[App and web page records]
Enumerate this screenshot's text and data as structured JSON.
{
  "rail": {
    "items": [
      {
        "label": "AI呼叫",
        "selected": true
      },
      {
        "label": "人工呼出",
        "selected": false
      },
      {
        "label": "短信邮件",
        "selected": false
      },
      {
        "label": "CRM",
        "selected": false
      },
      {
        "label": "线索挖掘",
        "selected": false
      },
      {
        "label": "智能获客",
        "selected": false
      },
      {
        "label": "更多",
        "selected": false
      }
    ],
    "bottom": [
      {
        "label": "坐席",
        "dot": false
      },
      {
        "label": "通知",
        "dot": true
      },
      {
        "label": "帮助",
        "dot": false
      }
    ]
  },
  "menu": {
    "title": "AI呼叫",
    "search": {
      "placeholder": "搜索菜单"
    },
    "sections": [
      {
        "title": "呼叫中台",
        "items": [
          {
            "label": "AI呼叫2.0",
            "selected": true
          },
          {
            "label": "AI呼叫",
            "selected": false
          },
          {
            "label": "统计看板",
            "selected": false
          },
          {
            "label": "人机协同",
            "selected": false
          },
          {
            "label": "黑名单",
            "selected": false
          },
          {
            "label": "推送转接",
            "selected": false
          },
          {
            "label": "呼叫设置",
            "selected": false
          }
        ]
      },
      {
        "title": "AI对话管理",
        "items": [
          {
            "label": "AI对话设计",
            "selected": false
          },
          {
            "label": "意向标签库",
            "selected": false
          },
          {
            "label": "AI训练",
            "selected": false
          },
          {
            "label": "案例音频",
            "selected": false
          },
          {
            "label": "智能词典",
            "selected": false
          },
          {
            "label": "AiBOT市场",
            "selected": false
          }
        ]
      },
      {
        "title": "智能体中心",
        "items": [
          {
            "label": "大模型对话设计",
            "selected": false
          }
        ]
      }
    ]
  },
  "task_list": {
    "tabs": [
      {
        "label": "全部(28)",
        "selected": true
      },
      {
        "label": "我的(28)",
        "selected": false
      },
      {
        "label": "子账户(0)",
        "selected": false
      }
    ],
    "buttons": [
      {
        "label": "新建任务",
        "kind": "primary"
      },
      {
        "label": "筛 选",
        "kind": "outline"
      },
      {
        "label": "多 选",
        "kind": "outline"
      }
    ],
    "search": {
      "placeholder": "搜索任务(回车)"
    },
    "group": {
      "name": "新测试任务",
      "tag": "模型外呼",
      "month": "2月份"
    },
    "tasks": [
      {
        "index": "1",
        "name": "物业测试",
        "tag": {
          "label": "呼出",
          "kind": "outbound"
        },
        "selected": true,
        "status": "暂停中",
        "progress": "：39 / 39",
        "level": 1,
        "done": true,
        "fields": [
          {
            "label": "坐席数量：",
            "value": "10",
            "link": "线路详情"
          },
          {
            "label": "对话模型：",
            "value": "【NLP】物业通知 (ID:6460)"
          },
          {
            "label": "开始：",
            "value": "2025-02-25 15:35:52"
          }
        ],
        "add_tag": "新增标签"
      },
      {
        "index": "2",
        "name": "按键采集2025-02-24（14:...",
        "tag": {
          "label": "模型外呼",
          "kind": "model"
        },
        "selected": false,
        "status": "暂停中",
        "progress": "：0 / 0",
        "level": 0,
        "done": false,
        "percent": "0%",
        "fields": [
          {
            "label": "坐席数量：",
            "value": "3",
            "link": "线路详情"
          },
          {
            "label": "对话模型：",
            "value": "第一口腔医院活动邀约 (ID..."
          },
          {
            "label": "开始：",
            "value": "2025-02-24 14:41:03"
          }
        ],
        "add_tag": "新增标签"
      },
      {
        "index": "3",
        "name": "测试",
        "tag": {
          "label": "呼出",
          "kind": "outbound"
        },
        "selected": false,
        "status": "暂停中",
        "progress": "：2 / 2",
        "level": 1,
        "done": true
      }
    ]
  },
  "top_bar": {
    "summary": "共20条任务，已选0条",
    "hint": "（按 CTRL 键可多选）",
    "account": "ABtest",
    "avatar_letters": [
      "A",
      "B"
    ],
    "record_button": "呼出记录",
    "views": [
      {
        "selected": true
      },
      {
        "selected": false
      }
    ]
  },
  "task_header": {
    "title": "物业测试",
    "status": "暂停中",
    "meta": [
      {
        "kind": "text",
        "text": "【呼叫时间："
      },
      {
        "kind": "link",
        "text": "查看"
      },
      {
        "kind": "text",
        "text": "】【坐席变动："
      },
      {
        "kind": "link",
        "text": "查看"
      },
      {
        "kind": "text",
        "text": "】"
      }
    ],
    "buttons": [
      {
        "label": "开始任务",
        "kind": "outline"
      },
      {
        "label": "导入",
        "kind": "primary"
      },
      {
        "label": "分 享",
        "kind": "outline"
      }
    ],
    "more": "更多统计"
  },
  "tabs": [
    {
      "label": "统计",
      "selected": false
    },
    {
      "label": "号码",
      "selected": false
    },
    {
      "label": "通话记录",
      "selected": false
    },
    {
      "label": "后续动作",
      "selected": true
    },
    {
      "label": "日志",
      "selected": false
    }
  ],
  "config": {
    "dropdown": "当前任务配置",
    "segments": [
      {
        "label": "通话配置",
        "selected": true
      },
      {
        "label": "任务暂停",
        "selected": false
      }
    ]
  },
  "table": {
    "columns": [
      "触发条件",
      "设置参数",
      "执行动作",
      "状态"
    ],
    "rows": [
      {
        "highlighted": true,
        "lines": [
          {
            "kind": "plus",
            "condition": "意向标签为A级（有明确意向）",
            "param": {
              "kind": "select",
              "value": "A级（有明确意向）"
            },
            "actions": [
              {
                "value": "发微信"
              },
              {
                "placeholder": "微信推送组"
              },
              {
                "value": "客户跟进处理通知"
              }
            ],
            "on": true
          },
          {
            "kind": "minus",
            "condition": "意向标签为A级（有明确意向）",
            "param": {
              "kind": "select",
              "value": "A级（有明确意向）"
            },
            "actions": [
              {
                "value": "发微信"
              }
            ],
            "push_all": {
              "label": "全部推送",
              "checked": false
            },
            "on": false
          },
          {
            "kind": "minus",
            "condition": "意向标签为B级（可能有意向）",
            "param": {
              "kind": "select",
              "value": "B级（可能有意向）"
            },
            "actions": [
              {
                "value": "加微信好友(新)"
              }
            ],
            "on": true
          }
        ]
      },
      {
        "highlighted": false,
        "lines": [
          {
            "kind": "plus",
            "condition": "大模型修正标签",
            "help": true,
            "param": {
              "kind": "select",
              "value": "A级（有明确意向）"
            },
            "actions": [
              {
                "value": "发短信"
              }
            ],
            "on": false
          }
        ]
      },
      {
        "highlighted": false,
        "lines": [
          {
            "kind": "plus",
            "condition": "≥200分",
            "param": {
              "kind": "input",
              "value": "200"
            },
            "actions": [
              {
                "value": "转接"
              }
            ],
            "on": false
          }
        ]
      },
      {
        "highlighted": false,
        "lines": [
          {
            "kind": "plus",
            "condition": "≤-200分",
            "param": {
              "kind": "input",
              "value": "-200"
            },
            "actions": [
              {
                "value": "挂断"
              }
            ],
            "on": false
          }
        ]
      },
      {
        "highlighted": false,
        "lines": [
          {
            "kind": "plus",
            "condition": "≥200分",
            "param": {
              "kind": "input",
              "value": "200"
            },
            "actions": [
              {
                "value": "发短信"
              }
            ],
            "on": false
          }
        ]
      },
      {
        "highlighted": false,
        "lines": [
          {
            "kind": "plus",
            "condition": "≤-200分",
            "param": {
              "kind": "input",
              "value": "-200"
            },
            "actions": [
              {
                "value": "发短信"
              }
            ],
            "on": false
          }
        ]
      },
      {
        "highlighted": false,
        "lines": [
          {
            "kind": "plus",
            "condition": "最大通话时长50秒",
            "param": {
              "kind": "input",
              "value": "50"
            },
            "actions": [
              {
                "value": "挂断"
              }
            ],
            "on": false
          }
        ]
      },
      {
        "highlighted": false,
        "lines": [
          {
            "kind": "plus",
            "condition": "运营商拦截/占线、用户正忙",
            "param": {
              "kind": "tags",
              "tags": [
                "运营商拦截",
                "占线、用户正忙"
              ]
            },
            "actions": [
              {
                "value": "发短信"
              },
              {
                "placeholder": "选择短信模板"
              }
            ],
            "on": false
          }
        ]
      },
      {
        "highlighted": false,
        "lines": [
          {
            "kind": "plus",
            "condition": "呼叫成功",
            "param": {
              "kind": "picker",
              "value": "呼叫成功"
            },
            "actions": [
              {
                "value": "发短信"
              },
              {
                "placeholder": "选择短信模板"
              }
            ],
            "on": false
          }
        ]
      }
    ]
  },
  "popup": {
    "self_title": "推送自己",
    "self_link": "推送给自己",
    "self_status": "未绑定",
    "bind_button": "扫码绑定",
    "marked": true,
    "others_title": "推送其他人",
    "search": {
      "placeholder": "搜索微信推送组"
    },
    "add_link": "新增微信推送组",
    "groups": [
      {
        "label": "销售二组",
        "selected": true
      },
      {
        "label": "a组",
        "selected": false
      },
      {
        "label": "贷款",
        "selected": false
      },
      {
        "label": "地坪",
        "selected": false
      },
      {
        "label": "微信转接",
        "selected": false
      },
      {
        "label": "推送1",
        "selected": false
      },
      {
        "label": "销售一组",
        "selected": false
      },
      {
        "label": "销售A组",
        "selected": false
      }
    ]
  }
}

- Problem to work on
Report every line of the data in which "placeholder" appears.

- Written response
      "placeholder": "搜索菜单"
      "placeholder": "搜索任务(回车)"
                "placeholder": "微信推送组"
                "placeholder": "选择短信模板"
                "placeholder": "选择短信模板"
      "placeholder": "搜索微信推送组"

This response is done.